DUI vs. DWI: What’s the Difference?

Driving under the influence (DUI) and driving while intoxicated (DWI) are two common terms used to describe the act of operating a motor vehicle while impaired by alcohol or drugs. While the specific terminology and legal definitions can vary from state to state in the United States, there are some general distinctions to be aware of.

DUI, which stands for “Driving Under the Influence,” is a term used in some states to refer to the offense of operating a vehicle while impaired by alcohol or drugs. It is typically associated with alcohol-related impairment, but it can also encompass the use of drugs, both legal and illegal. In DUI cases, the focus is on the level of impairment and whether the driver’s blood alcohol concentration (BAC) exceeds the legal limit, which is usually set at 0.08% in most states.

On the other hand, DWI, or “Driving While Intoxicated,” is a term used in other states to describe a similar offense. In DWI cases, the focus may not solely be on the BAC but also on the driver’s level of impairment, which can be determined through field sobriety tests and other observations by law enforcement officers.

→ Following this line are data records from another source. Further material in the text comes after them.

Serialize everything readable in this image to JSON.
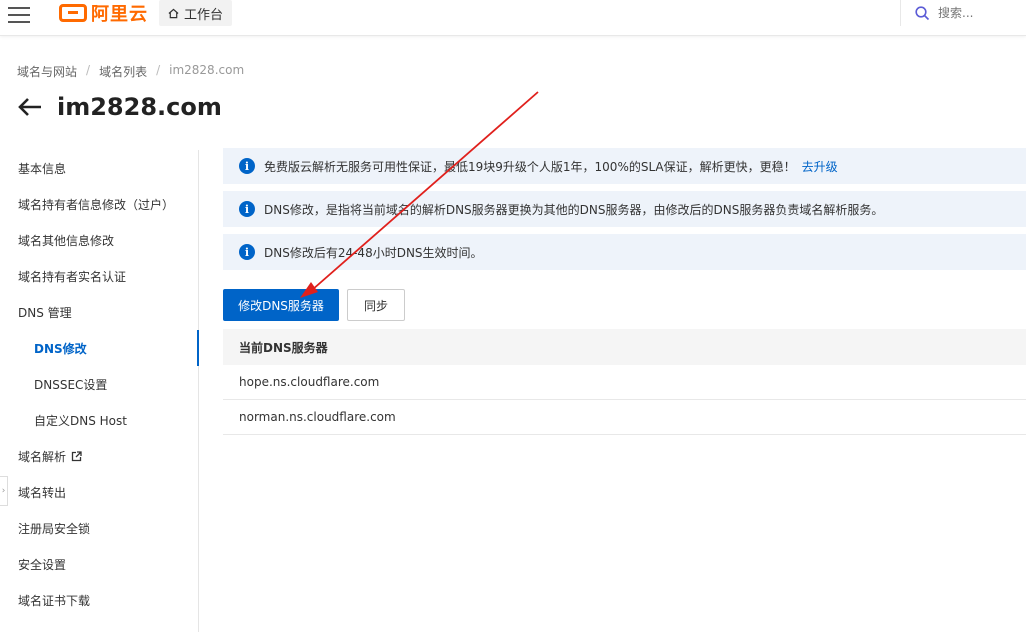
{
  "topbar": {
    "logo_text": "阿里云",
    "workbench_label": "工作台",
    "search_placeholder": "搜索..."
  },
  "breadcrumb": [
    "域名与网站",
    "域名列表",
    "im2828.com"
  ],
  "page_title": "im2828.com",
  "sidebar": {
    "items": [
      {
        "label": "基本信息"
      },
      {
        "label": "域名持有者信息修改（过户）"
      },
      {
        "label": "域名其他信息修改"
      },
      {
        "label": "域名持有者实名认证"
      },
      {
        "label": "DNS 管理"
      },
      {
        "label": "DNS修改"
      },
      {
        "label": "DNSSEC设置"
      },
      {
        "label": "自定义DNS Host"
      },
      {
        "label": "域名解析"
      },
      {
        "label": "域名转出"
      },
      {
        "label": "注册局安全锁"
      },
      {
        "label": "安全设置"
      },
      {
        "label": "域名证书下载"
      }
    ]
  },
  "notices": [
    {
      "text": "免费版云解析无服务可用性保证，最低19块9升级个人版1年，100%的SLA保证，解析更快，更稳！",
      "link": "去升级"
    },
    {
      "text": "DNS修改，是指将当前域名的解析DNS服务器更换为其他的DNS服务器，由修改后的DNS服务器负责域名解析服务。"
    },
    {
      "text": "DNS修改后有24-48小时DNS生效时间。"
    }
  ],
  "buttons": {
    "modify_dns": "修改DNS服务器",
    "sync": "同步"
  },
  "table": {
    "header": "当前DNS服务器",
    "rows": [
      "hope.ns.cloudflare.com",
      "norman.ns.cloudflare.com"
    ]
  },
  "colors": {
    "brand": "#ff6a00",
    "primary": "#0064c8",
    "notice_bg": "#eef3fa",
    "annotation_arrow": "#e0201c"
  }
}
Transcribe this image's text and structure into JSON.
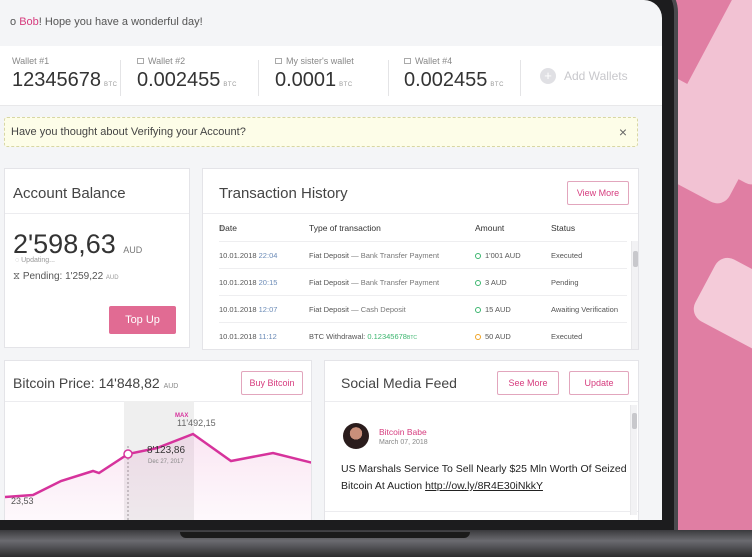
{
  "greeting": {
    "prefix": "o ",
    "name": "Bob",
    "suffix": "! Hope you have a wonderful day!"
  },
  "wallets": [
    {
      "label": "Wallet #1",
      "value": "12345678",
      "unit": "BTC"
    },
    {
      "label": "Wallet #2",
      "value": "0.002455",
      "unit": "BTC"
    },
    {
      "label": "My sister's wallet",
      "value": "0.0001",
      "unit": "BTC"
    },
    {
      "label": "Wallet #4",
      "value": "0.002455",
      "unit": "BTC"
    }
  ],
  "add_wallets": "Add Wallets",
  "verify_banner": {
    "text": "Have you thought about Verifying your Account?",
    "close": "×"
  },
  "balance": {
    "title": "Account Balance",
    "amount": "2'598,63",
    "unit": "AUD",
    "updating": "Updating...",
    "pending_label": "Pending:",
    "pending_value": "1'259,22",
    "pending_unit": "AUD",
    "topup": "Top Up"
  },
  "transactions": {
    "title": "Transaction History",
    "view_more": "View More",
    "columns": [
      "Date",
      "Type of transaction",
      "Amount",
      "Status"
    ],
    "rows": [
      {
        "date": "10.01.2018",
        "time": "22:04",
        "type": "Fiat Deposit",
        "detail": " — Bank Transfer Payment",
        "amount": "1'001 AUD",
        "status": "Executed",
        "dot": "green"
      },
      {
        "date": "10.01.2018",
        "time": "20:15",
        "type": "Fiat Deposit",
        "detail": " — Bank Transfer Payment",
        "amount": "3 AUD",
        "status": "Pending",
        "dot": "green"
      },
      {
        "date": "10.01.2018",
        "time": "12:07",
        "type": "Fiat Deposit",
        "detail": " — Cash Deposit",
        "amount": "15 AUD",
        "status": "Awaiting Verification",
        "dot": "green"
      },
      {
        "date": "10.01.2018",
        "time": "11:12",
        "type": "BTC Withdrawal:",
        "detail": " 0.12345678",
        "detail_suffix": "BTC",
        "amount": "50 AUD",
        "status": "Executed",
        "dot": "orange"
      }
    ]
  },
  "bitcoin": {
    "title": "Bitcoin Price:",
    "price": "14'848,82",
    "unit": "AUD",
    "buy": "Buy Bitcoin",
    "max_label": "MAX",
    "max_value": "11'492,15",
    "point_value": "8'123,86",
    "point_date": "Dec 27, 2017",
    "left_value": "23,53",
    "line_color": "#d6339c"
  },
  "social": {
    "title": "Social Media Feed",
    "see_more": "See More",
    "update": "Update",
    "post": {
      "author": "Bitcoin Babe",
      "date": "March 07, 2018",
      "text": "US Marshals Service To Sell Nearly $25 Mln Worth Of Seized Bitcoin At Auction ",
      "link": "http://ow.ly/8R4E30iNkkY"
    }
  }
}
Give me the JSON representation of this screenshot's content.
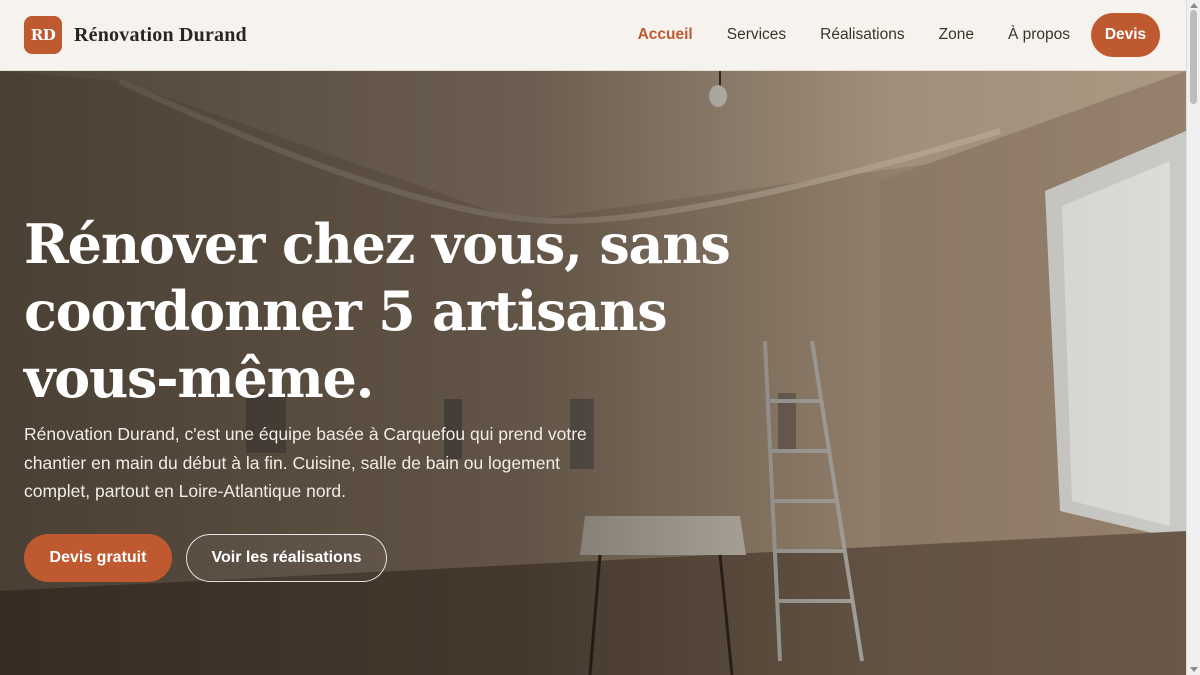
{
  "brand": {
    "logo_text": "RD",
    "name": "Rénovation Durand"
  },
  "nav": {
    "items": [
      {
        "label": "Accueil",
        "active": true
      },
      {
        "label": "Services",
        "active": false
      },
      {
        "label": "Réalisations",
        "active": false
      },
      {
        "label": "Zone",
        "active": false
      },
      {
        "label": "À propos",
        "active": false
      }
    ],
    "cta_label": "Devis"
  },
  "hero": {
    "title": "Rénover chez vous, sans coordonner 5 artisans vous-même.",
    "text": "Rénovation Durand, c'est une équipe basée à Carquefou qui prend votre chantier en main du début à la fin. Cuisine, salle de bain ou logement complet, partout en Loire-Atlantique nord.",
    "primary_cta": "Devis gratuit",
    "secondary_cta": "Voir les réalisations"
  },
  "colors": {
    "accent": "#bf5a30",
    "nav_bg": "#f6f3ee",
    "text_dark": "#2a2520"
  }
}
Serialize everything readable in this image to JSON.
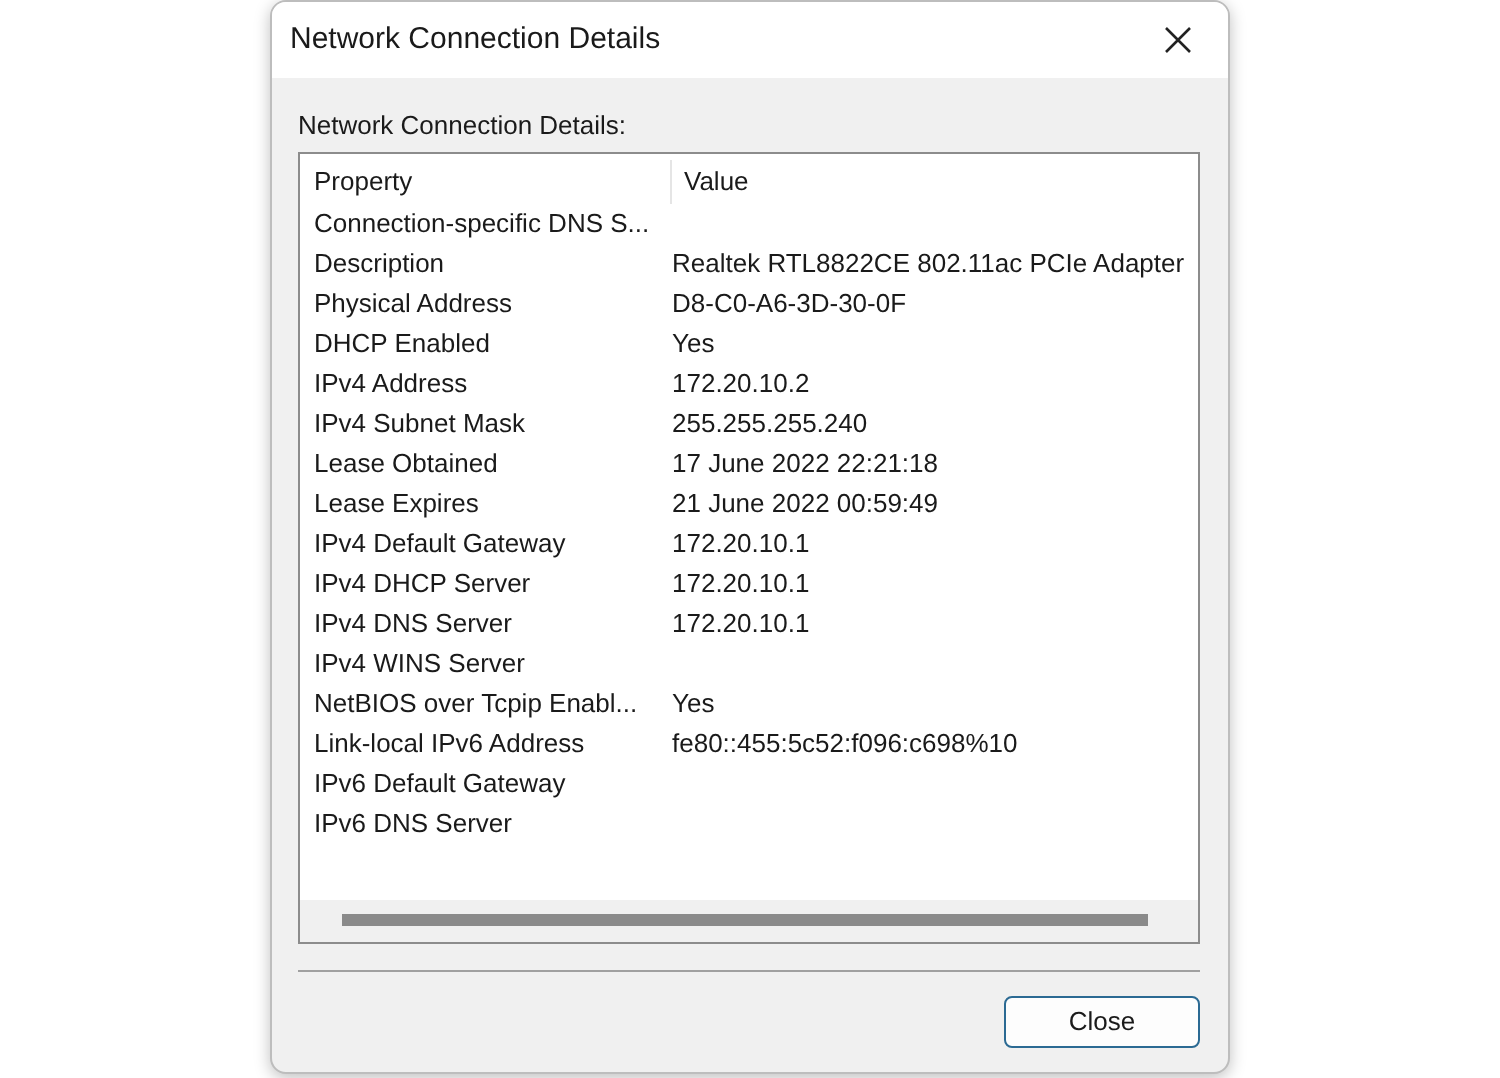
{
  "window": {
    "title": "Network Connection Details"
  },
  "group_label": "Network Connection Details:",
  "table": {
    "columns": [
      "Property",
      "Value"
    ],
    "rows": [
      {
        "property": "Connection-specific DNS S..."
      },
      {
        "property": "Description",
        "value": "Realtek RTL8822CE 802.11ac PCIe Adapter"
      },
      {
        "property": "Physical Address",
        "value": "D8-C0-A6-3D-30-0F"
      },
      {
        "property": "DHCP Enabled",
        "value": "Yes"
      },
      {
        "property": "IPv4 Address",
        "value": "172.20.10.2"
      },
      {
        "property": "IPv4 Subnet Mask",
        "value": "255.255.255.240"
      },
      {
        "property": "Lease Obtained",
        "value": "17 June 2022 22:21:18"
      },
      {
        "property": "Lease Expires",
        "value": "21 June 2022 00:59:49"
      },
      {
        "property": "IPv4 Default Gateway",
        "value": "172.20.10.1"
      },
      {
        "property": "IPv4 DHCP Server",
        "value": "172.20.10.1"
      },
      {
        "property": "IPv4 DNS Server",
        "value": "172.20.10.1"
      },
      {
        "property": "IPv4 WINS Server"
      },
      {
        "property": "NetBIOS over Tcpip Enabl...",
        "value": "Yes"
      },
      {
        "property": "Link-local IPv6 Address",
        "value": "fe80::455:5c52:f096:c698%10"
      },
      {
        "property": "IPv6 Default Gateway"
      },
      {
        "property": "IPv6 DNS Server"
      }
    ]
  },
  "buttons": [
    "Close"
  ]
}
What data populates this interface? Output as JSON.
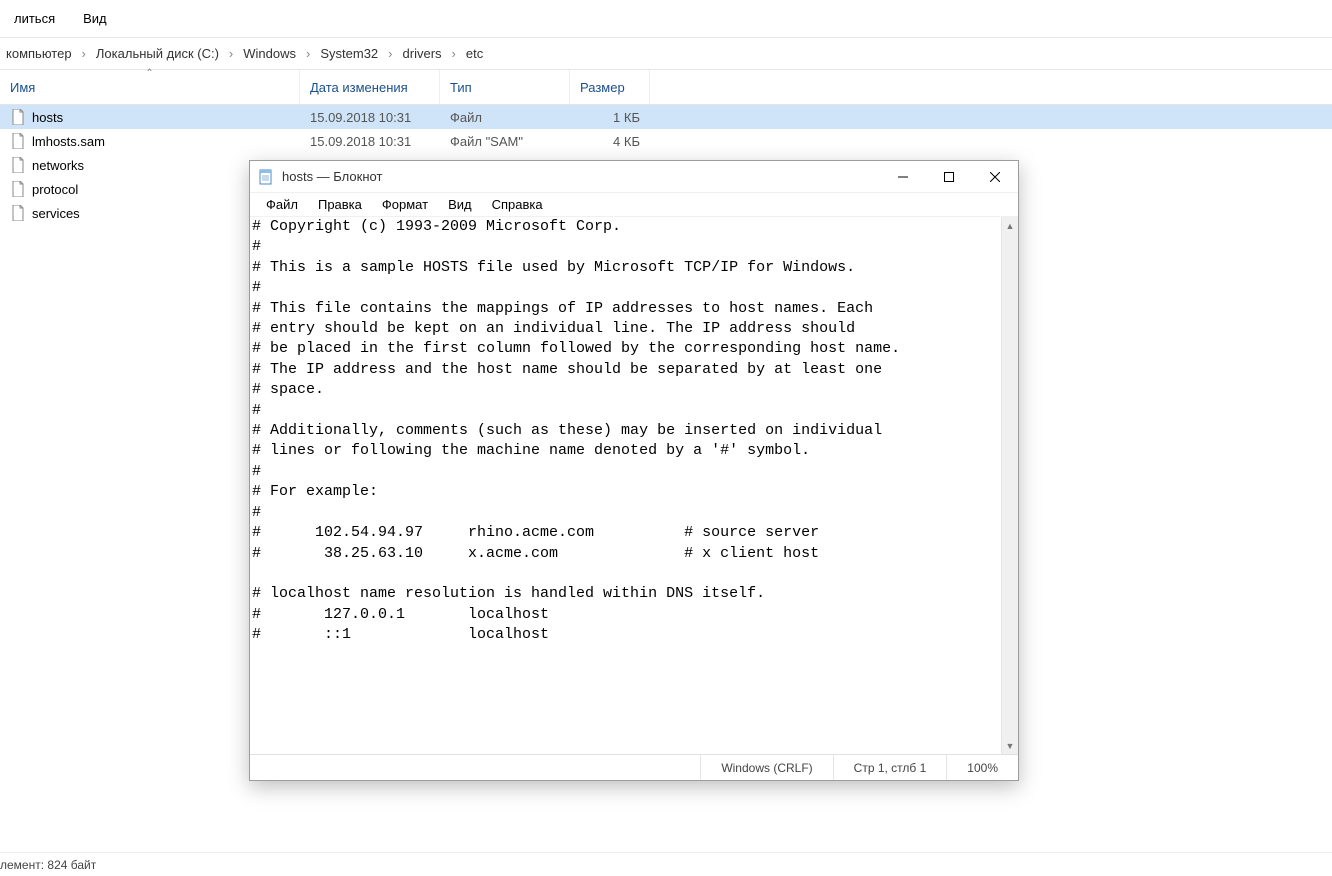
{
  "explorer": {
    "menu": [
      "литься",
      "Вид"
    ],
    "breadcrumb": [
      "компьютер",
      "Локальный диск (C:)",
      "Windows",
      "System32",
      "drivers",
      "etc"
    ],
    "columns": {
      "name": "Имя",
      "date": "Дата изменения",
      "type": "Тип",
      "size": "Размер"
    },
    "files": [
      {
        "name": "hosts",
        "date": "15.09.2018 10:31",
        "type": "Файл",
        "size": "1 КБ",
        "selected": true
      },
      {
        "name": "lmhosts.sam",
        "date": "15.09.2018 10:31",
        "type": "Файл \"SAM\"",
        "size": "4 КБ",
        "selected": false
      },
      {
        "name": "networks",
        "date": "",
        "type": "",
        "size": "",
        "selected": false
      },
      {
        "name": "protocol",
        "date": "",
        "type": "",
        "size": "",
        "selected": false
      },
      {
        "name": "services",
        "date": "",
        "type": "",
        "size": "",
        "selected": false
      }
    ],
    "status": "лемент: 824 байт"
  },
  "notepad": {
    "title": "hosts — Блокнот",
    "menu": [
      "Файл",
      "Правка",
      "Формат",
      "Вид",
      "Справка"
    ],
    "content": "# Copyright (c) 1993-2009 Microsoft Corp.\n#\n# This is a sample HOSTS file used by Microsoft TCP/IP for Windows.\n#\n# This file contains the mappings of IP addresses to host names. Each\n# entry should be kept on an individual line. The IP address should\n# be placed in the first column followed by the corresponding host name.\n# The IP address and the host name should be separated by at least one\n# space.\n#\n# Additionally, comments (such as these) may be inserted on individual\n# lines or following the machine name denoted by a '#' symbol.\n#\n# For example:\n#\n#      102.54.94.97     rhino.acme.com          # source server\n#       38.25.63.10     x.acme.com              # x client host\n\n# localhost name resolution is handled within DNS itself.\n#       127.0.0.1       localhost\n#       ::1             localhost",
    "status": {
      "encoding": "Windows (CRLF)",
      "cursor": "Стр 1, стлб 1",
      "zoom": "100%"
    }
  }
}
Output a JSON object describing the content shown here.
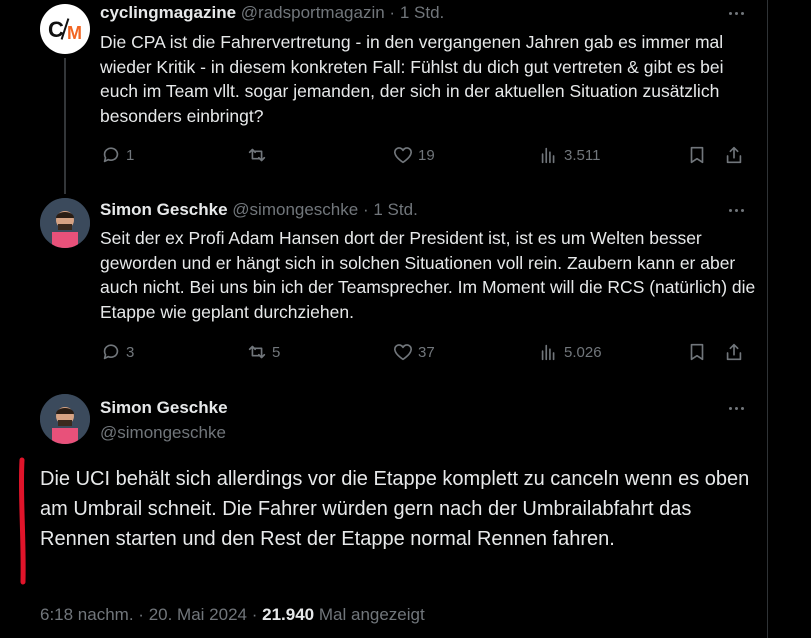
{
  "tweets": [
    {
      "name": "cyclingmagazine",
      "handle": "@radsportmagazin",
      "sep": "·",
      "time": "1 Std.",
      "avatar_text": "CM",
      "text": "Die CPA ist die Fahrervertretung - in den vergangenen Jahren gab es immer mal wieder Kritik - in diesem konkreten Fall: Fühlst du dich gut vertreten & gibt es bei euch im Team vllt. sogar jemanden, der sich in der aktuellen Situation zusätzlich besonders einbringt?",
      "replies": "1",
      "retweets": "",
      "likes": "19",
      "views": "3.511"
    },
    {
      "name": "Simon Geschke",
      "handle": "@simongeschke",
      "sep": "·",
      "time": "1 Std.",
      "text": "Seit der ex Profi Adam Hansen dort der President ist, ist es um Welten besser geworden und er hängt sich in solchen Situationen voll rein. Zaubern kann er aber auch nicht. Bei uns bin ich der Teamsprecher. Im Moment will die RCS (natürlich) die Etappe wie geplant durchziehen.",
      "replies": "3",
      "retweets": "5",
      "likes": "37",
      "views": "5.026"
    }
  ],
  "main_tweet": {
    "name": "Simon Geschke",
    "handle": "@simongeschke",
    "text": "Die UCI behält sich allerdings vor die Etappe komplett zu canceln wenn es oben am Umbrail schneit. Die Fahrer würden gern nach der Umbrailabfahrt das Rennen starten und den Rest der Etappe normal Rennen fahren.",
    "time": "6:18 nachm.",
    "sep": "·",
    "date": "20. Mai 2024",
    "views": "21.940",
    "views_label": "Mal angezeigt"
  },
  "colors": {
    "background": "#000000",
    "text": "#e7e9ea",
    "muted": "#71767b",
    "divider": "#2f3336",
    "annotation_red": "#e0142a",
    "logo_orange": "#f26522"
  }
}
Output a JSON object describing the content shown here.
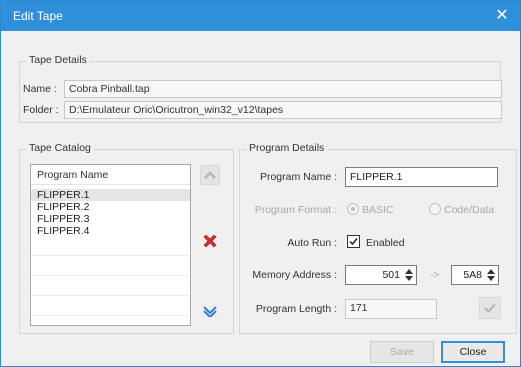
{
  "window": {
    "title": "Edit Tape",
    "close_glyph": "✕"
  },
  "tape_details": {
    "group_title": "Tape Details",
    "name_label": "Name :",
    "name_value": "Cobra Pinball.tap",
    "folder_label": "Folder :",
    "folder_value": "D:\\Emulateur Oric\\Oricutron_win32_v12\\tapes"
  },
  "tape_catalog": {
    "group_title": "Tape Catalog",
    "column_header": "Program Name",
    "items": [
      "FLIPPER.1",
      "FLIPPER.2",
      "FLIPPER.3",
      "FLIPPER.4"
    ],
    "selected_index": 0
  },
  "program_details": {
    "group_title": "Program Details",
    "name_label": "Program Name :",
    "name_value": "FLIPPER.1",
    "format_label": "Program Format :",
    "format_basic": "BASIC",
    "format_code": "Code/Data",
    "autorun_label": "Auto Run :",
    "autorun_text": "Enabled",
    "memory_label": "Memory Address :",
    "memory_start": "501",
    "arrow_glyph": "->",
    "memory_end": "5A8",
    "length_label": "Program Length :",
    "length_value": "171"
  },
  "buttons": {
    "save": "Save",
    "close": "Close"
  },
  "colors": {
    "titlebar": "#2f8fd8",
    "delete_red": "#d32f2f",
    "down_blue": "#2f7fd8"
  }
}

It’s important to note that the specific terminology and legal consequences can vary widely depending on the state’s laws. Some states use both terms interchangeably, while others may distinguish between them based on the degree of impairment or the presence of other aggravating factors.

For a detailed understanding of DUI and DWI laws in your state, it’s essential to consult with a knowledgeable attorney. The Law Offices of Hart Levin, a reputable law firm specializing in DUI and DWI cases, can provide expert legal guidance and representation to help you navigate the complexities of these charges. If you find yourself facing DUI or DWI charges, don’t hesitate to contact them for professional assistance in protecting your rights and securing the best possible outcome for your case.